Of course. Since everyone who starts smoking does so legally, dutifully waiting until they are 18 to light up, that should do it. And since he tells us how this idea is supported by one guy in Singapore and political chatter in Tasmania, it must be a widely accepted good idea.
He does not actually argue that this would be wise. He cannot. Rather, his main basis for suggesting this is a claim that the FDA now has the authority to impose such a regulation. Perhaps he does not realize that most governments have always had the authority to just ban smoking if they wanted to, for any age cohort. I will not insult my readers by pointing out why not even Australia or Singapore has tried to exercise this authority.
At least the ban is just fantasy. His other plan is potentially quite deadly:
The F.D.A. would be well within its authority to require nicotine content [of cigarettes] to be below addictive levels
This is nothing new, of course. As Rodu recently noted, that idea traces to people who include the new head of FDA’s Center for Tobacco Products, and it was always a terrible idea. Most people smoke primarily to get nicotine. Reduce the nicotine and they will smoke more.
FDA arguably has the authority to do all kinds of things to lower the quality of cigarettes. Most of them would cause people to smoke less (so long as you are not worried about pesky details like people’s freedom to choose and inalienable right to pursue happiness — since Daynard seems to like Singapore’s and Australia’s way of doing things, I assume he is fine with that). But he managed to pick the one way to lower quality that will probably cause more smoking.
Of course he probably does not know enough to understand that. Missing from this entire missive (not surprisingly, given it is written by someone with “public health institute” in his title), is scientific analysis and evidence. He does use the word “evidence” twice, but it is not clear he knows what it means. Regarding what would happen if some locality started imposing draconian restrictions on cigarettes unilaterally:
evidence suggests that border-crossing and smuggling would be minimal
And if you believe that…. Well, if you believe that, you are probably a victim of ANTZ lies and apparently not able to actually understand the evidence. His other misuse of that word is rather more interesting:

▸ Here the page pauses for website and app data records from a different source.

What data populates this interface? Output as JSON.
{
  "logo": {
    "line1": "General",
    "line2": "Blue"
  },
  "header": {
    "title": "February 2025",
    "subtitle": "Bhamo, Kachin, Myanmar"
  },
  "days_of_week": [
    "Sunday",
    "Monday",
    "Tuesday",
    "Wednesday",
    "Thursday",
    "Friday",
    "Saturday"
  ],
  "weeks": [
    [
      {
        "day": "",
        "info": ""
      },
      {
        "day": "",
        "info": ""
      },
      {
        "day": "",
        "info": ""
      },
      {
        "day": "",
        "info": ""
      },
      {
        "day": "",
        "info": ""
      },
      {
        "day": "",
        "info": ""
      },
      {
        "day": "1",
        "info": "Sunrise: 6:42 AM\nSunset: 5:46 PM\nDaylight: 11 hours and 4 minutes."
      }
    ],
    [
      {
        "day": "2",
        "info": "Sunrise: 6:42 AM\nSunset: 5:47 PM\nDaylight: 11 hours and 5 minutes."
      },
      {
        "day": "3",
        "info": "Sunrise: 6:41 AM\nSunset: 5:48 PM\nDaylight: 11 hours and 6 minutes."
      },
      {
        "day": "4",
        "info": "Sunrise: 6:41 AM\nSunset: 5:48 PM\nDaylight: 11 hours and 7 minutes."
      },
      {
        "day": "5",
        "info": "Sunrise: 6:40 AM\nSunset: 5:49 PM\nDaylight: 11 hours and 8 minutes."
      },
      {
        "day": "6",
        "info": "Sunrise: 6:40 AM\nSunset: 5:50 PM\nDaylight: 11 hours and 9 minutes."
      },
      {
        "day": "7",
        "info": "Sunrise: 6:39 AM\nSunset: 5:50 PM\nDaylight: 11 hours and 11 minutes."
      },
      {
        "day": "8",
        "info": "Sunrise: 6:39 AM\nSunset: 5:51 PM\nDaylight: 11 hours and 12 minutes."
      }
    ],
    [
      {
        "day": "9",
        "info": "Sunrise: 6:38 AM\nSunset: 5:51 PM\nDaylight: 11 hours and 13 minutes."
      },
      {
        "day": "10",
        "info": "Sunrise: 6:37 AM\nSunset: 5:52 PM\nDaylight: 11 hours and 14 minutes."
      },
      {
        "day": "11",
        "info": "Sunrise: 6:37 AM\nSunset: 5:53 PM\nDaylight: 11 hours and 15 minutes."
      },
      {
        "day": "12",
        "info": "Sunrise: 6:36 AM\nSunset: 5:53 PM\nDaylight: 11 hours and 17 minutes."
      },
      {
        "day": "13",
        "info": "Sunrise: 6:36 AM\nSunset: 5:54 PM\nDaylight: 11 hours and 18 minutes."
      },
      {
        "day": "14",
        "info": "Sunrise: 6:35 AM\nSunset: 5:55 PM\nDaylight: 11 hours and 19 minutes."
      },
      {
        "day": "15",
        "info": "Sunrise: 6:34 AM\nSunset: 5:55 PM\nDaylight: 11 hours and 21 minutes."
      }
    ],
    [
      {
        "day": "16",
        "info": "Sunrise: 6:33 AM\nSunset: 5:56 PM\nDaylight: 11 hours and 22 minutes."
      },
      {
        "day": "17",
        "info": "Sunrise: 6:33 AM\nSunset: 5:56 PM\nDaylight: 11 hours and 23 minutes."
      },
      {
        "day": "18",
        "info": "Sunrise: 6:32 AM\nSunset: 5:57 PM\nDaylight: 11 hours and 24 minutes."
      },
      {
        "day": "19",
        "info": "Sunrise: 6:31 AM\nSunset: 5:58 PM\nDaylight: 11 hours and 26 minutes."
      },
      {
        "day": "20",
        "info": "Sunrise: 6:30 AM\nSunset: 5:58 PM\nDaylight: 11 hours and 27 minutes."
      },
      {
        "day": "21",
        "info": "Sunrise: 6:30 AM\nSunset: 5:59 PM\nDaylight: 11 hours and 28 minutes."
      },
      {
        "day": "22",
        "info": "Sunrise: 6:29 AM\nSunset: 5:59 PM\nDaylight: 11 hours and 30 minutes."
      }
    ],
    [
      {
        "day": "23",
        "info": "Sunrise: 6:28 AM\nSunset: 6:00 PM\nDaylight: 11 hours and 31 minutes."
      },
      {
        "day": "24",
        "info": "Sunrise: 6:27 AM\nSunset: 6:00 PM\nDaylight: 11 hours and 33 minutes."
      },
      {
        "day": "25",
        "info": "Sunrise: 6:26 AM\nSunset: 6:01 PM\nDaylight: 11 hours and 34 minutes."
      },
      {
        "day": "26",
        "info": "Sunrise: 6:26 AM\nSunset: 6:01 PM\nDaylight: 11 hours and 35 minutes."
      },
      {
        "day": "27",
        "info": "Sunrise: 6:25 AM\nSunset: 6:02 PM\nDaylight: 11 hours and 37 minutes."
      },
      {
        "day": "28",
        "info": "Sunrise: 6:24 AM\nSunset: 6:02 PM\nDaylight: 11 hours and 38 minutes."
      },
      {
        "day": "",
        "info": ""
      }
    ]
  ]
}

if the F.D.A. insisted on the [reduction in nicotine], and cigarettes ceased to be addictive, ample evidence shows that most smokers would quit or switch to less toxic nicotine products.

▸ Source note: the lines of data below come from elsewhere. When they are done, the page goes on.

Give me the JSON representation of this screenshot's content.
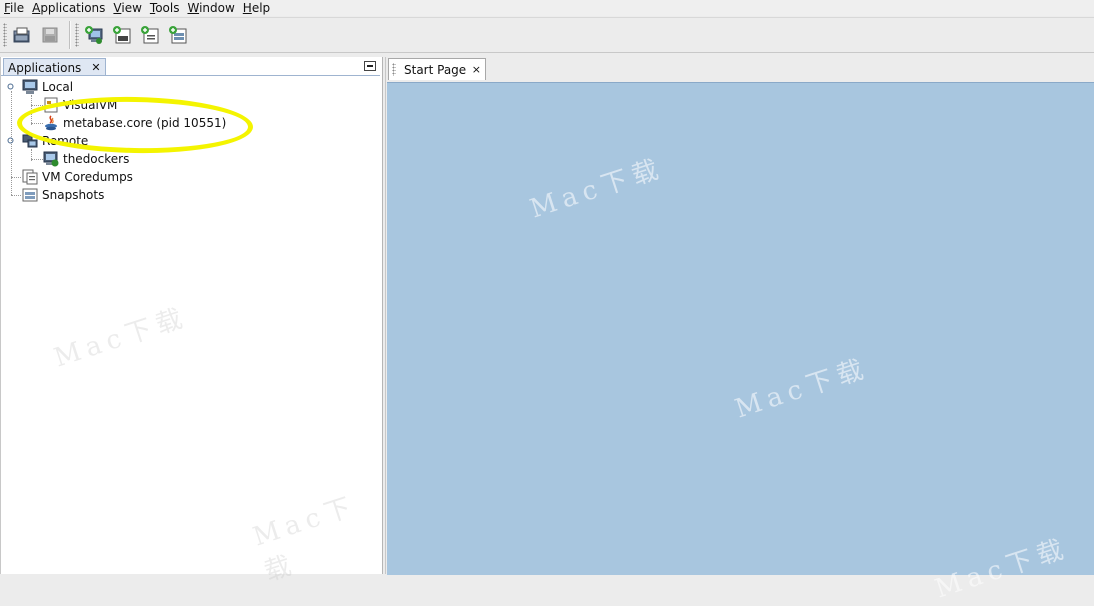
{
  "menubar": {
    "items": [
      {
        "mnemonic": "F",
        "rest": "ile"
      },
      {
        "mnemonic": "A",
        "rest": "pplications"
      },
      {
        "mnemonic": "V",
        "rest": "iew"
      },
      {
        "mnemonic": "T",
        "rest": "ools"
      },
      {
        "mnemonic": "W",
        "rest": "indow"
      },
      {
        "mnemonic": "H",
        "rest": "elp"
      }
    ]
  },
  "left_panel": {
    "tab_label": "Applications",
    "tab_close": "✕"
  },
  "tree": {
    "local": "Local",
    "visualvm": "VisualVM",
    "metabase": "metabase.core (pid 10551)",
    "remote": "Remote",
    "thedockers": "thedockers",
    "vm_coredumps": "VM Coredumps",
    "snapshots": "Snapshots"
  },
  "right_panel": {
    "tab_label": "Start Page",
    "tab_close": "×"
  },
  "watermark": {
    "text": "Mac下载",
    "url": "www.Macdown.com"
  },
  "colors": {
    "content_bg": "#a8c6df",
    "highlight": "#f4f400",
    "tab_active_bg": "#dfe7f3"
  }
}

Wrong again. It is undoubtedly true that this change would drive some to quit and many to switch. But this is based on general knowledge about people, and not what would normally be called “ample evidence”. There is obviously an absence of what is normally called evidence when we are talking about what would happen following an extreme change that has never been tried before.
What is interesting, though is the acknowledgment of alternative products. The alternative products that would fill the gap — if someone actually tried to implement this rule, and it actually succeeded rather than leading to a popular revolution — would probably be e-cigarettes and smokeless tobacco (assuming FDA did not try to ruin them first). Some people who advocate THR favor efforts to push smokers into switching, while others believe they should be informed and encouraged, but left free to choose.

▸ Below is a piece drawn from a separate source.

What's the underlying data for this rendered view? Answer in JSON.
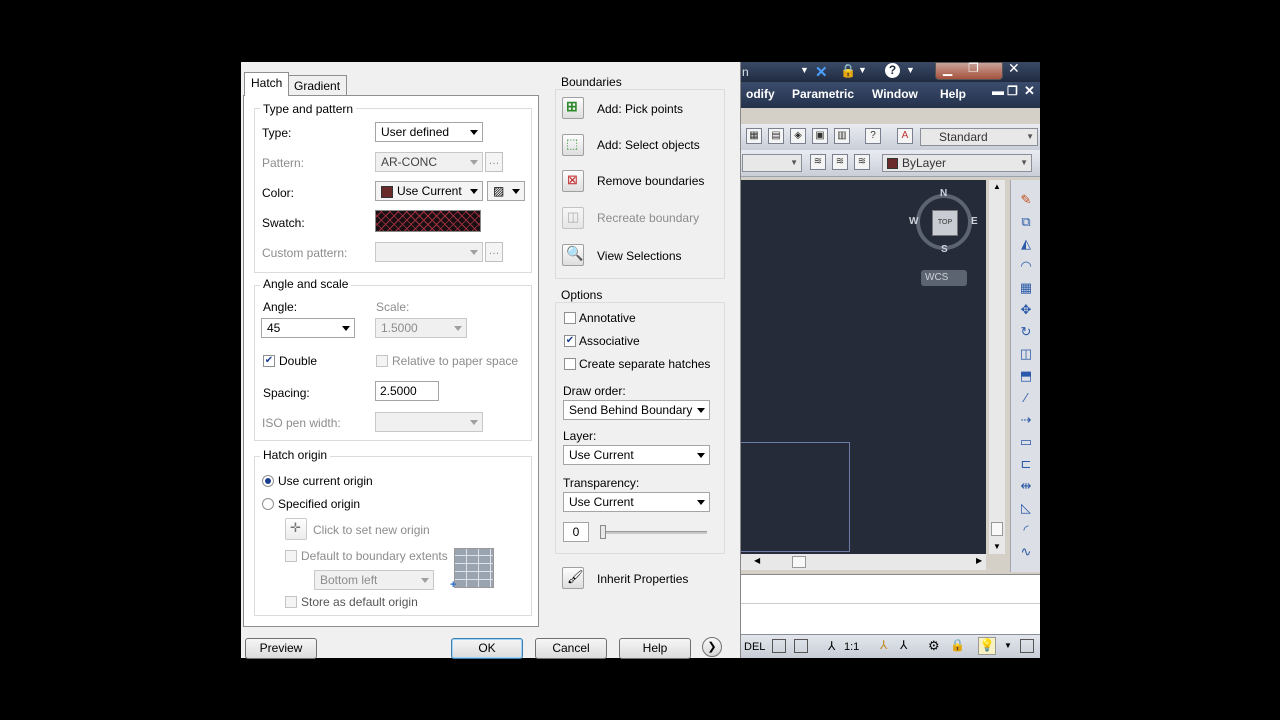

But Daynard says absolutely nothing more about the alternative products. It seems rather unlikely that he actually understands THR, despite his claim of expertise about smoking cessation. If he did, he would realize that the only evidence-based — and, indeed, proven — method for lowering smoking prevalence to that 10%, and the only conceivable way to do it without ruining a lot of people’s lives, is adoption of THR. Instead, he proposes approaches that are based on wild speculation and that would seriously hurt a lot of people. Despite his recognition of alternatives to smoking, his failure to even mention THR, along with the presentation of his radical alternatives to THR as if they were promising and practical, mean that his message is ultimately an anti-THR lie.